Glass Slide Sets:
Not only is the Fisherview set unusual in being an offering of glass views from an American company, but it is doubly unusual in being produced in the 6 x 13 cm format. The overwhelming majority of glass WWI stereoviews are 45 x 107 mm. It is likely many original wartime images were shot in the larger formats, but 45 x 107 being the most economical and common, it makes sense most views were produced in this size.
The first box in the set includes a catalog giving a brief description of each plate. On the back cover it explains the set includes six boxes of twelve plates each. It goes on to say additional views could be had. The numbering system, series WA through WF, suggests there may well have been much more extensive offerings. Otherwise, why would they start with "W"? The Scientific Materials Co. in 1925 changed its name to Fisher Scientific, so the brochure at least was printed prior to then.

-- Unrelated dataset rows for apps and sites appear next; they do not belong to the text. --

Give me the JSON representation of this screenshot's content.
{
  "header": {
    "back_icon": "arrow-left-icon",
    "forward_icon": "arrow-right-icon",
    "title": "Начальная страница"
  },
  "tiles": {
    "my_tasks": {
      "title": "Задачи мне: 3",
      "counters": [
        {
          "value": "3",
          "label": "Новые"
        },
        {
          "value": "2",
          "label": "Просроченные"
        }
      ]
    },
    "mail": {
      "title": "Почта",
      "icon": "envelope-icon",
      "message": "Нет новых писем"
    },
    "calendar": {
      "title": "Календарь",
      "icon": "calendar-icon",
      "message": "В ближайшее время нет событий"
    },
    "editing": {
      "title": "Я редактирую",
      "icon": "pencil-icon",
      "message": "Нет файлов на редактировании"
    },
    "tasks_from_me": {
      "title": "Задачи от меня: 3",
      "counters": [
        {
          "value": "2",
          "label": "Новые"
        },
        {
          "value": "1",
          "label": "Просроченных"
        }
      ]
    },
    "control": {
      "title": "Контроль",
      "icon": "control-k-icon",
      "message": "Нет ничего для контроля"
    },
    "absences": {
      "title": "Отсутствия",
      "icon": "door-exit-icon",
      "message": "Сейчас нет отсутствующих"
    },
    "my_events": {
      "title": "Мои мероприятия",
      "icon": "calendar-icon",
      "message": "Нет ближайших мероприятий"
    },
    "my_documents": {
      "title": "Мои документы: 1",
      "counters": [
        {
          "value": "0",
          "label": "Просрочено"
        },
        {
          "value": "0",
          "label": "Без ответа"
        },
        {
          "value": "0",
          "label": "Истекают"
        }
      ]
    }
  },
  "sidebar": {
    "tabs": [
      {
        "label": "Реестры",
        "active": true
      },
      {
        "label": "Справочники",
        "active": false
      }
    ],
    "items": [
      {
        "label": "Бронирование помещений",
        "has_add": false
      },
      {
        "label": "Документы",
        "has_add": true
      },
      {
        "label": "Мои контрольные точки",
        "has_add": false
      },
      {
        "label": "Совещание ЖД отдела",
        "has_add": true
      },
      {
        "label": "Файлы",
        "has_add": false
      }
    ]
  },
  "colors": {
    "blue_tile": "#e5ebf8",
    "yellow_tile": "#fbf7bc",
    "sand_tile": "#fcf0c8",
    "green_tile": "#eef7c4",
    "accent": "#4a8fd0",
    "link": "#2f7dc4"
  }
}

Reading the current company bio, this product seems a little of an odd diversion for them. They specialized in scientific lab equipment. Perhaps the connection comes from the fact until the war they bought a great deal of product in Europe. Another interesting aspect of this group is many of the photos have a different feel from the usual offerings. Could they have been shot by an American representative of the company while visiting Europe?